## EXERCISE DETAILS
Repeat the records word for word, excluding any picture.

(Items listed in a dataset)
******************************
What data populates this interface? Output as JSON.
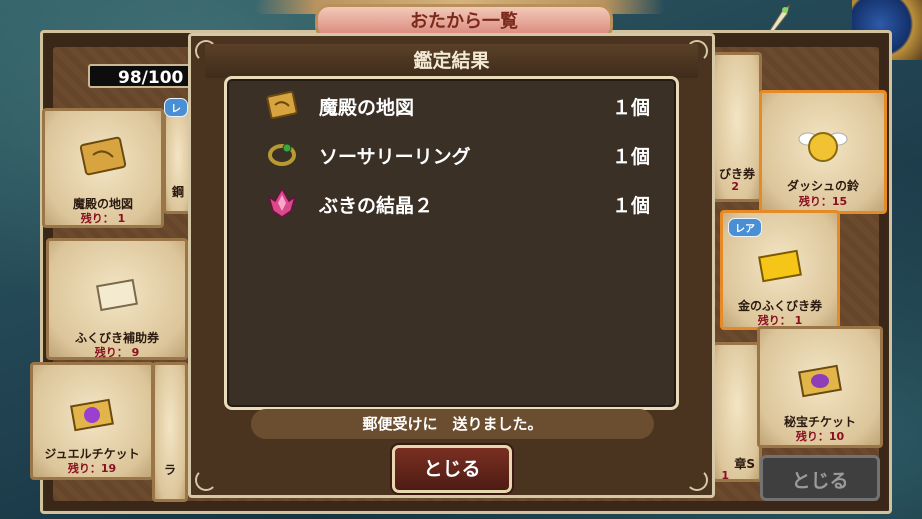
{
  "background_title": "おたから一覧",
  "counter": "98/100",
  "tiles": [
    {
      "name": "魔殿の地図",
      "remain": "残り： 1"
    },
    {
      "name": "ふくびき補助券",
      "remain": "残り： 9"
    },
    {
      "name": "ジュエルチケット",
      "remain": "残り：19"
    },
    {
      "name": "ダッシュの鈴",
      "remain": "残り：15"
    },
    {
      "name": "金のふくびき券",
      "remain": "残り： 1"
    },
    {
      "name": "秘宝チケット",
      "remain": "残り：10"
    }
  ],
  "partial_labels": {
    "left_a": "鋼",
    "left_b": "ラ",
    "right_a": "びき券",
    "right_a_num": "2",
    "right_b": "章S",
    "right_b_num": "1"
  },
  "badges": {
    "rare_left": "レ",
    "rare_right": "レア"
  },
  "back_close_label": "とじる",
  "dialog": {
    "title": "鑑定結果",
    "items": [
      {
        "name": "魔殿の地図",
        "qty": "１個",
        "icon": "treasure-map-icon"
      },
      {
        "name": "ソーサリーリング",
        "qty": "１個",
        "icon": "sorcery-ring-icon"
      },
      {
        "name": "ぶきの結晶２",
        "qty": "１個",
        "icon": "weapon-crystal-icon"
      }
    ],
    "notice": "郵便受けに　送りました。",
    "close_label": "とじる"
  }
}
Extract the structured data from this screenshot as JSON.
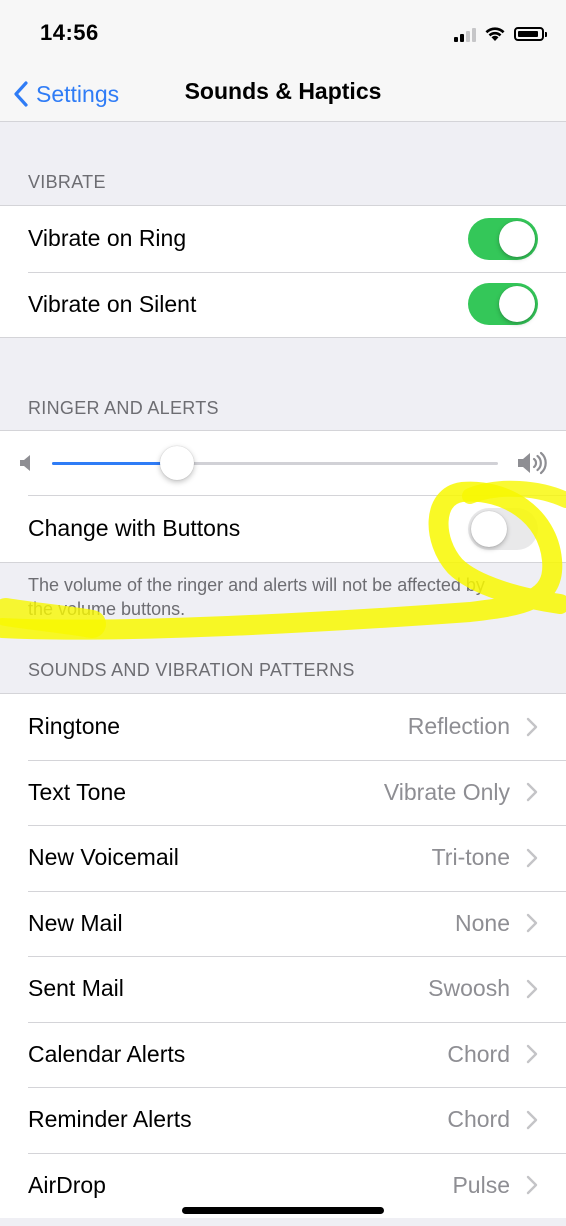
{
  "status_bar": {
    "time": "14:56",
    "icons": [
      "cellular-signal-icon",
      "wifi-icon",
      "battery-icon"
    ]
  },
  "nav": {
    "back_label": "Settings",
    "title": "Sounds & Haptics"
  },
  "vibrate": {
    "header": "VIBRATE",
    "rows": [
      {
        "label": "Vibrate on Ring",
        "on": true
      },
      {
        "label": "Vibrate on Silent",
        "on": true
      }
    ]
  },
  "ringer": {
    "header": "RINGER AND ALERTS",
    "volume_level": 0.28,
    "change_with_buttons_label": "Change with Buttons",
    "change_with_buttons_on": false,
    "footer": "The volume of the ringer and alerts will not be affected by the volume buttons."
  },
  "sounds": {
    "header": "SOUNDS AND VIBRATION PATTERNS",
    "rows": [
      {
        "label": "Ringtone",
        "value": "Reflection"
      },
      {
        "label": "Text Tone",
        "value": "Vibrate Only"
      },
      {
        "label": "New Voicemail",
        "value": "Tri-tone"
      },
      {
        "label": "New Mail",
        "value": "None"
      },
      {
        "label": "Sent Mail",
        "value": "Swoosh"
      },
      {
        "label": "Calendar Alerts",
        "value": "Chord"
      },
      {
        "label": "Reminder Alerts",
        "value": "Chord"
      },
      {
        "label": "AirDrop",
        "value": "Pulse"
      }
    ]
  },
  "colors": {
    "accent": "#2f7cf6",
    "toggle_on": "#34c759",
    "highlight_annotation": "#f8f800"
  }
}
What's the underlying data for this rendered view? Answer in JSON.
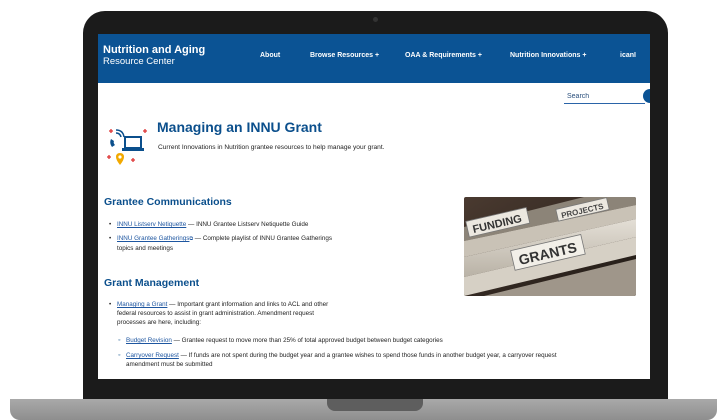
{
  "nav": {
    "brand_line1": "Nutrition and Aging",
    "brand_line2": "Resource Center",
    "items": [
      {
        "label": "About"
      },
      {
        "label": "Browse Resources +"
      },
      {
        "label": "OAA & Requirements +"
      },
      {
        "label": "Nutrition Innovations +"
      },
      {
        "label": "icanI"
      }
    ]
  },
  "search": {
    "placeholder": "Search"
  },
  "header": {
    "title": "Managing an INNU Grant",
    "subtitle": "Current Innovations in Nutrition grantee resources to help manage your grant."
  },
  "communications": {
    "heading": "Grantee Communications",
    "items": [
      {
        "link": "INNU Listserv Netiquette",
        "text": " — INNU Grantee Listserv Netiquette Guide"
      },
      {
        "link": "INNU Grantee Gatherings",
        "text": " — Complete playlist of INNU Grantee Gatherings",
        "text2": "topics and meetings"
      }
    ]
  },
  "management": {
    "heading": "Grant Management",
    "items": [
      {
        "link": "Managing a Grant",
        "text": " — Important grant information and links to ACL and other",
        "text2": "federal resources to assist in grant administration. Amendment request",
        "text3": "processes are here, including:"
      }
    ],
    "subitems": [
      {
        "link": "Budget Revision",
        "text": " — Grantee request to move more than 25% of total approved budget between budget categories"
      },
      {
        "link": "Carryover Request",
        "text": " — If funds are not spent during the budget year and a grantee wishes to spend those funds in another budget year, a carryover request",
        "text2": "amendment must be submitted"
      }
    ]
  },
  "image": {
    "tab1": "FUNDING",
    "tab2": "PROJECTS",
    "tab3": "GRANTS"
  },
  "colors": {
    "nav": "#0b5394",
    "heading": "#0b4f8c",
    "link": "#1e56a0"
  },
  "icons": {
    "header": "phone-laptop-location-icon",
    "external": "external-link-icon"
  }
}
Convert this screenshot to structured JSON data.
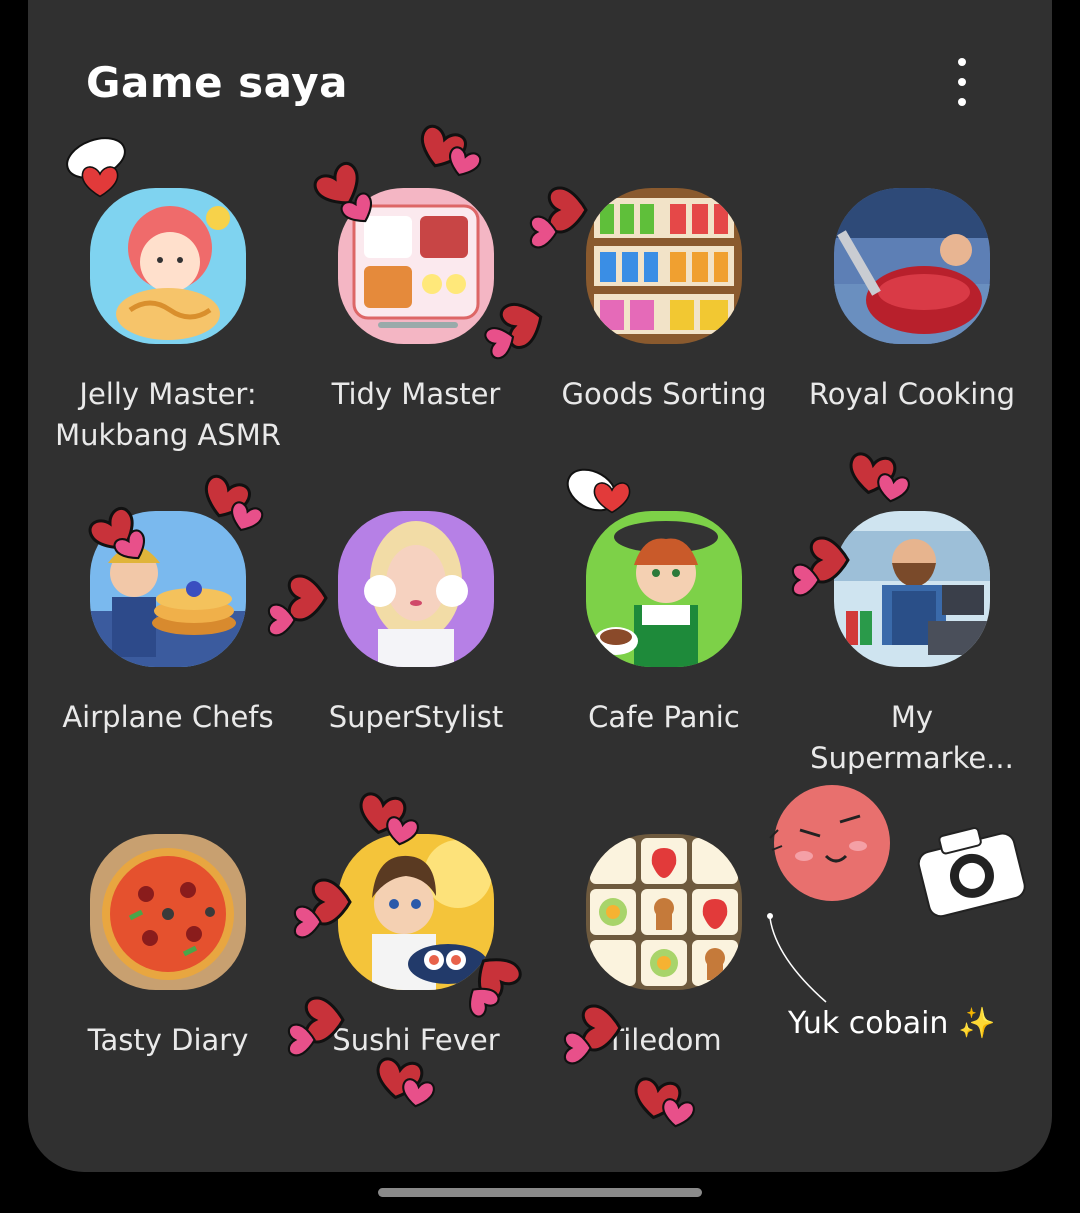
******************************
## SOLUTION TO THE EXERCISE
What data populates this interface? Output as JSON.
{
  "background_title": "おたから一覧",
  "counter": "98/100",
  "tiles": [
    {
      "name": "魔殿の地図",
      "remain": "残り： 1"
    },
    {
      "name": "ふくびき補助券",
      "remain": "残り： 9"
    },
    {
      "name": "ジュエルチケット",
      "remain": "残り：19"
    },
    {
      "name": "ダッシュの鈴",
      "remain": "残り：15"
    },
    {
      "name": "金のふくびき券",
      "remain": "残り： 1"
    },
    {
      "name": "秘宝チケット",
      "remain": "残り：10"
    }
  ],
  "partial_labels": {
    "left_a": "鋼",
    "left_b": "ラ",
    "right_a": "びき券",
    "right_a_num": "2",
    "right_b": "章S",
    "right_b_num": "1"
  },
  "badges": {
    "rare_left": "レ",
    "rare_right": "レア"
  },
  "back_close_label": "とじる",
  "dialog": {
    "title": "鑑定結果",
    "items": [
      {
        "name": "魔殿の地図",
        "qty": "１個",
        "icon": "treasure-map-icon"
      },
      {
        "name": "ソーサリーリング",
        "qty": "１個",
        "icon": "sorcery-ring-icon"
      },
      {
        "name": "ぶきの結晶２",
        "qty": "１個",
        "icon": "weapon-crystal-icon"
      }
    ],
    "notice": "郵便受けに　送りました。",
    "close_label": "とじる"
  }
}
Extract the structured data from this screenshot as JSON.
{
  "status_bar": {
    "time": "14:56",
    "icons": [
      "cellular-signal-icon",
      "wifi-icon",
      "battery-icon"
    ]
  },
  "nav": {
    "back_label": "Settings",
    "title": "Sounds & Haptics"
  },
  "vibrate": {
    "header": "VIBRATE",
    "rows": [
      {
        "label": "Vibrate on Ring",
        "on": true
      },
      {
        "label": "Vibrate on Silent",
        "on": true
      }
    ]
  },
  "ringer": {
    "header": "RINGER AND ALERTS",
    "volume_level": 0.28,
    "change_with_buttons_label": "Change with Buttons",
    "change_with_buttons_on": false,
    "footer": "The volume of the ringer and alerts will not be affected by the volume buttons."
  },
  "sounds": {
    "header": "SOUNDS AND VIBRATION PATTERNS",
    "rows": [
      {
        "label": "Ringtone",
        "value": "Reflection"
      },
      {
        "label": "Text Tone",
        "value": "Vibrate Only"
      },
      {
        "label": "New Voicemail",
        "value": "Tri-tone"
      },
      {
        "label": "New Mail",
        "value": "None"
      },
      {
        "label": "Sent Mail",
        "value": "Swoosh"
      },
      {
        "label": "Calendar Alerts",
        "value": "Chord"
      },
      {
        "label": "Reminder Alerts",
        "value": "Chord"
      },
      {
        "label": "AirDrop",
        "value": "Pulse"
      }
    ]
  },
  "colors": {
    "accent": "#2f7cf6",
    "toggle_on": "#34c759",
    "highlight_annotation": "#f8f800"
  }
}
What's the underlying data for this rendered view? Answer in JSON.
{
  "nav": {
    "brand_line1": "Nutrition and Aging",
    "brand_line2": "Resource Center",
    "items": [
      {
        "label": "About"
      },
      {
        "label": "Browse Resources +"
      },
      {
        "label": "OAA & Requirements +"
      },
      {
        "label": "Nutrition Innovations +"
      },
      {
        "label": "icanI"
      }
    ]
  },
  "search": {
    "placeholder": "Search"
  },
  "header": {
    "title": "Managing an INNU Grant",
    "subtitle": "Current Innovations in Nutrition grantee resources to help manage your grant."
  },
  "communications": {
    "heading": "Grantee Communications",
    "items": [
      {
        "link": "INNU Listserv Netiquette",
        "text": " — INNU Grantee Listserv Netiquette Guide"
      },
      {
        "link": "INNU Grantee Gatherings",
        "text": " — Complete playlist of INNU Grantee Gatherings",
        "text2": "topics and meetings"
      }
    ]
  },
  "management": {
    "heading": "Grant Management",
    "items": [
      {
        "link": "Managing a Grant",
        "text": " — Important grant information and links to ACL and other",
        "text2": "federal resources to assist in grant administration. Amendment request",
        "text3": "processes are here, including:"
      }
    ],
    "subitems": [
      {
        "link": "Budget Revision",
        "text": " — Grantee request to move more than 25% of total approved budget between budget categories"
      },
      {
        "link": "Carryover Request",
        "text": " — If funds are not spent during the budget year and a grantee wishes to spend those funds in another budget year, a carryover request",
        "text2": "amendment must be submitted"
      }
    ]
  },
  "image": {
    "tab1": "FUNDING",
    "tab2": "PROJECTS",
    "tab3": "GRANTS"
  },
  "colors": {
    "nav": "#0b5394",
    "heading": "#0b4f8c",
    "link": "#1e56a0"
  },
  "icons": {
    "header": "phone-laptop-location-icon",
    "external": "external-link-icon"
  }
}
Convert this screenshot to structured JSON data.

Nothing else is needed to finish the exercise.